Made in the 12th century, the chessmen were discovered near Uig on the Isle of Lewis some time before 1831. They were then taken from the island — “looted” according to one school of thought — arriving in Edinburgh, where they were acquired by a dealer in antiquities. He sold ten pieces to a local collector, and these now form the basis of the small collection at the National Museum of Scotland. The remaining 82 were sold to the British Museum.
Linda Fabiani MSP, a former SNP Culture Minister, said: “There are strong feelings in the Western Isles and throughout Scotland that all the chessmen should be returned from London,” she said. “The same applies to the Elgin Marbles.”

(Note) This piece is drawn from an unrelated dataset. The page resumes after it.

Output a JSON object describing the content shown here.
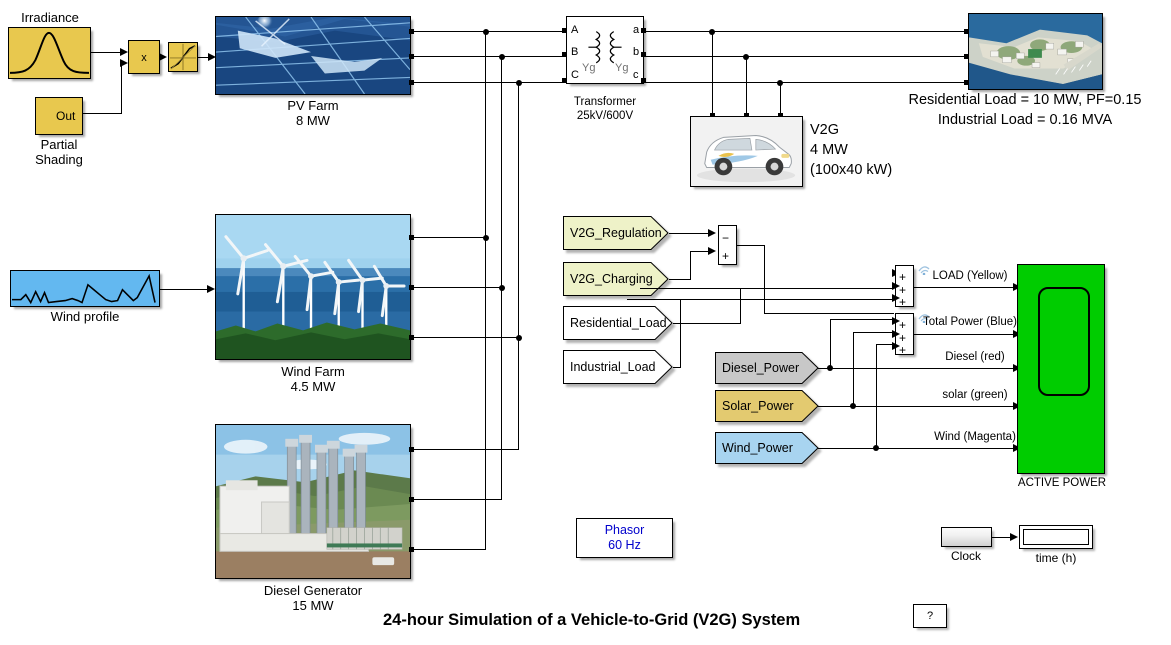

The British Museum said: “The simple precondition required by the trustees before they will consider whether or not to lend an object is that the borrowing institution acknowledges the British Museum’s ownership of the object. In the case of the Lewis chessmen, the Scottish government acknowledges the museum’s trustees’ title. The Greek Government does not recognise that the trustees own the Parthenon sculptures on behalf of the world public and has not requested a loan of these objects.”